After only the first couple classes of Social Media and Digital Business, I feel as though I am discovering an entirely new way of looking at business that I had never previously considered. As a frequent producer of content on networks such as Twitter, Facebook, Instagram, LinkedIn, Snapchat, Spotify and (regrettably for a short stint during the peak of my awkward stage) Youtube, I feel as though I am fairly well versed in the digital world. As a consumer of these medias, it has become increasingly apparent that businesses have identified these digital mediums as opportune channels for marketing, advertisement, and brand awareness. It is unsurprising that companies have caught on to these trends as social media grows and becomes ubiquitous in the day-to-day lives of millennials and older generations alike.

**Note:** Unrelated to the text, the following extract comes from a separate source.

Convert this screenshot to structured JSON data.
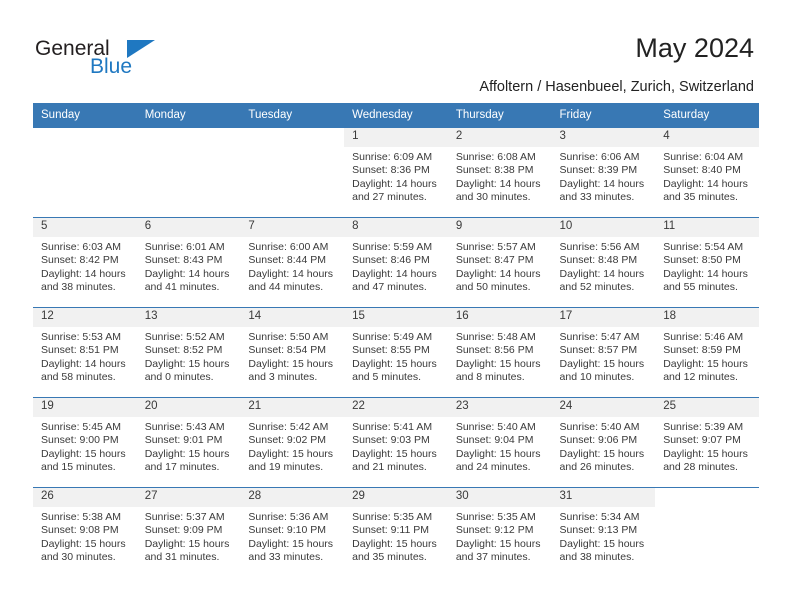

None of this insight about digital marketing is relatively new information. What is cutting-edge, however, are the concepts of business’ cultural cohesion, efficiency, leadership and agility as they pertain to digital maturity. Previously, when I’ve considered the relationship between business and the digital atmosphere, I have thought solely in terms of the business to customer paradigm. To my exposure, social media has extended only in so far as the customer experience is concerned, but not beyond that limit. It may be naive to admit, but it wasn’t until reading Aligning The Organization For Its Digital Future that it occurred to me how pervasive, and therefor essential to organization, the digital world has become.
The question of the relationship between business and consumer is only a small fraction of the grander equation. Digital media and social networking can no longer be considered one of many variables influencing modern business. In fact digital media is not a business variable at all, but rather the world within which business now operates. Technology is the new modernity to which businesses must learn to adapt. I’m a visual learner, so here is my attempt to depict the shift that has occurred in my mental framework as far as business and digital are concerned:
This complete re-orientation of my conceptualization of business and digital media led me to what some could consider a minor mental breakdown. That sounds a bit extreme, I’m aware, but think about it. Digital media and social networks have become so pervasive in the reality in which we conduct business, that they have arguably become our new reality. Digital fabric has so dramatically transformed the way we interact, perform, inform, strategize and mobilize, that any company that fails to endorse and utilize it risks obsolescence. An obsolescence, that is less concerned with the direct relationship between business and customer, and more to do with the internal foundation of the company itself. From leadership effectiveness, to appetite for risk, to cultural consistency, the entire dynamic of the business is contingent on the degree of digital maturity. No longer are digital capabilities a question for technology consultants, such as the Deloitte Digital team that professor Kane conducts his research with, but I would argue that these matters are equally as relevant to the consulting realm of Human Capital. For a business to adapt to a changing environment, the focus must be on the stakeholders. This need for alignment from a cultural standpoint is driven by innovation on the technological level. Once again we are seeing how technology has completely altered the business archetype- digital media is not a tool for businesses to utilize, but it is rather the essential platform on which they must learn to operate. The avenues by which businesses can achieve competitive advantage and success have fundamentally changed on a huge scale.
If the top of the stairs represents complete understanding of social media and digital business and its transformative capabilities, consider me the huskey pup.
A final observation/connection that occurred to me along with these initial reactions brings me back to freshman year convocation, and the book that was assigned to the class of 2018. For those who did not attend BC undergrad, as a part of first year convocation, BC assigns a book to every class for the students to ideally read and discuss to kick off their four years as eagles. From what I can gather, it is hardly ever the case that first year students actually follow through with this expectation, but I took two lit classes freshman year that required it. The book is called The Circle by Dave Eggers, and it is essentially a dystopian satire in which the pervasiveness of the role of social media as it pertains to both work and personal life is critiqued. It was upon reading Strategic Versus Procedural Approaches to Social Media that I recalled themes from this fiction novel. Specifically it was within the discussion of best practices for combining these approaches that rung the bell:
“One way to involve young social media-savvy employees is to obtain their aid in jump-starting social media initiatives. The main impediment to social media adoption in organizations is often critical mass — getting sufficient activity from employees to generate a sustainable community.”
Rather than delving into an entire synopsis of The Circle, I will identify the novel’s broader thematic questions that this part of the article brought me back to.
- Is there a limit to social media and digital business and how much it continues to radicalize the way we operate?
- Does the ubiquity of social media threaten our personal privacy?
- How much sharing is too much sharing?
- On a social and digital level, how much can companies demand of their employees?
If you have more interest in the parallels that I have made between this class and The Cirlce, but don’t want to take the time to read the entire novel like the majority of my class of 2018 peers, here is a link to a really cool article. It is a NY Times piece that describes better than I did the gist of the social media critiques made by Eggers.